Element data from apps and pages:
◇ ◇ ◇ ◇ ◇ ◇ ◇
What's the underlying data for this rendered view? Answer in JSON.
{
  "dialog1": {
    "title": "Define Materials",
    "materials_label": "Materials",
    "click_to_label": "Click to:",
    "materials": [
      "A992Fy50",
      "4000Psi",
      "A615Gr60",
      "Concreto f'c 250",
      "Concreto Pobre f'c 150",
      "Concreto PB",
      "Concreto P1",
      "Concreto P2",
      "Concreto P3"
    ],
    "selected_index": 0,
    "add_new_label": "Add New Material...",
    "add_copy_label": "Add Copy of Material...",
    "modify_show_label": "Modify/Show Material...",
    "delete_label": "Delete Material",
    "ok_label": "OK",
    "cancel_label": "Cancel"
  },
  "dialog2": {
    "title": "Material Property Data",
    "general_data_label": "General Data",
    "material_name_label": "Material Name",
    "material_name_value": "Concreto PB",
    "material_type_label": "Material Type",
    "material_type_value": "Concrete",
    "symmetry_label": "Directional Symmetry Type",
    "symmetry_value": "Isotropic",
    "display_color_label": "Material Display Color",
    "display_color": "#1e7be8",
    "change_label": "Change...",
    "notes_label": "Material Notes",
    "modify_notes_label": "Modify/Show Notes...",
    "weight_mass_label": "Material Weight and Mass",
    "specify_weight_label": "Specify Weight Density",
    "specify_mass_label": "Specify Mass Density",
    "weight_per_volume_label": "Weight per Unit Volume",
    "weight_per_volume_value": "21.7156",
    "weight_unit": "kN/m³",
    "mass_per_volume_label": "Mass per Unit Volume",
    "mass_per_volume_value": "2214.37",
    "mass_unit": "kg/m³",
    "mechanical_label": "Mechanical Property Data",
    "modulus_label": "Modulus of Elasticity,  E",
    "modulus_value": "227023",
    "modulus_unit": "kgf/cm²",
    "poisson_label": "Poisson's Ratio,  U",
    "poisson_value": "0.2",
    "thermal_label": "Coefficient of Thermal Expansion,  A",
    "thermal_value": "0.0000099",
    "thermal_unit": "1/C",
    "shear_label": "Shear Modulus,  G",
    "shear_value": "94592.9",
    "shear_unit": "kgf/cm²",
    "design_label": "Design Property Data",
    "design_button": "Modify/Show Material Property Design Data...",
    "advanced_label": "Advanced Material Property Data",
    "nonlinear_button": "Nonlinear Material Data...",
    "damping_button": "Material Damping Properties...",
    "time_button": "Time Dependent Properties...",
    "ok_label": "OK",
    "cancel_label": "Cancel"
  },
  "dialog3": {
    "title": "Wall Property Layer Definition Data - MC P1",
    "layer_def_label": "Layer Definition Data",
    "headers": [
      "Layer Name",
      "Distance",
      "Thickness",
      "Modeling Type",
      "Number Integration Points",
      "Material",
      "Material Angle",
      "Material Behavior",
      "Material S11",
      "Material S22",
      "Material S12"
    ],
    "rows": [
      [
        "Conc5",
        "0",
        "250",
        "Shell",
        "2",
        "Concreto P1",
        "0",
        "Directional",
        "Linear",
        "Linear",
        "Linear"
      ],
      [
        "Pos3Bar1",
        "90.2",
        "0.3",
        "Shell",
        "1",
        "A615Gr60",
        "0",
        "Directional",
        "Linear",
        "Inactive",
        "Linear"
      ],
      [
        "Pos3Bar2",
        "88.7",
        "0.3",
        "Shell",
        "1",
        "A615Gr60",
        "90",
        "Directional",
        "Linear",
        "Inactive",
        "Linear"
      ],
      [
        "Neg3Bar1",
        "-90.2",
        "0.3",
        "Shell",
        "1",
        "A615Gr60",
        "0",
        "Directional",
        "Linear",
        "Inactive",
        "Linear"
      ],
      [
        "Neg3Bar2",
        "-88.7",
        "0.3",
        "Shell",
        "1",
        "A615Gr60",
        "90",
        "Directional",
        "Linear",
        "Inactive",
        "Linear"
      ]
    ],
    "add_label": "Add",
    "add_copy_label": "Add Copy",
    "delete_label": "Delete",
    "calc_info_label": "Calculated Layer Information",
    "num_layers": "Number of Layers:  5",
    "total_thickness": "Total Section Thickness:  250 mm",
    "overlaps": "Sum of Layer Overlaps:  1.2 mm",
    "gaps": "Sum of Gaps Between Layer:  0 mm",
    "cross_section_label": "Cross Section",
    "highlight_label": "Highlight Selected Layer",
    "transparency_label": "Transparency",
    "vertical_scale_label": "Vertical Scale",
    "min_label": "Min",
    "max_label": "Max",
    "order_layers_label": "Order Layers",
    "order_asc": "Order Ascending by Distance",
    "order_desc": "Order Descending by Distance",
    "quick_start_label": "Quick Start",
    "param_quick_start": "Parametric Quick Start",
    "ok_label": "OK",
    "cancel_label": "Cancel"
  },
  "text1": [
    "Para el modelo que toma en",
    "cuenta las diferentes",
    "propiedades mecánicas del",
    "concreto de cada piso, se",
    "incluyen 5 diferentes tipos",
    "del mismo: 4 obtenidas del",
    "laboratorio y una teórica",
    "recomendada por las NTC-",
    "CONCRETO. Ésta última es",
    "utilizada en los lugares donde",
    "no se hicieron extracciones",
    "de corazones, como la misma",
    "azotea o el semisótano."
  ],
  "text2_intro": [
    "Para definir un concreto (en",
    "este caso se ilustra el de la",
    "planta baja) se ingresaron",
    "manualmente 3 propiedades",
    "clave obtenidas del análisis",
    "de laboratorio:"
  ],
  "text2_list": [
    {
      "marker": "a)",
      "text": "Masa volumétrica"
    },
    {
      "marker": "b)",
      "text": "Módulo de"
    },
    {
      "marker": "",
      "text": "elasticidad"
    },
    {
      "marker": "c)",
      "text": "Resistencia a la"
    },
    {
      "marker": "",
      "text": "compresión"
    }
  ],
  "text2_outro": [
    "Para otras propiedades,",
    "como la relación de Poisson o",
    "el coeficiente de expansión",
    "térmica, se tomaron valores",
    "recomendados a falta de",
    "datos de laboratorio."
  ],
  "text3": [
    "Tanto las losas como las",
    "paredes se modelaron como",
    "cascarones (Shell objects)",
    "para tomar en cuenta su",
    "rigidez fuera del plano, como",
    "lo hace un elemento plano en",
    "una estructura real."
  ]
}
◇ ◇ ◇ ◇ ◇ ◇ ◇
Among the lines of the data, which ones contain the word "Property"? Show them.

▶ _Result of the exercise_
    "title": "Material Property Data",
    "mechanical_label": "Mechanical Property Data",
    "design_label": "Design Property Data",
    "design_button": "Modify/Show Material Property Design Data...",
    "advanced_label": "Advanced Material Property Data",
    "title": "Wall Property Layer Definition Data - MC P1",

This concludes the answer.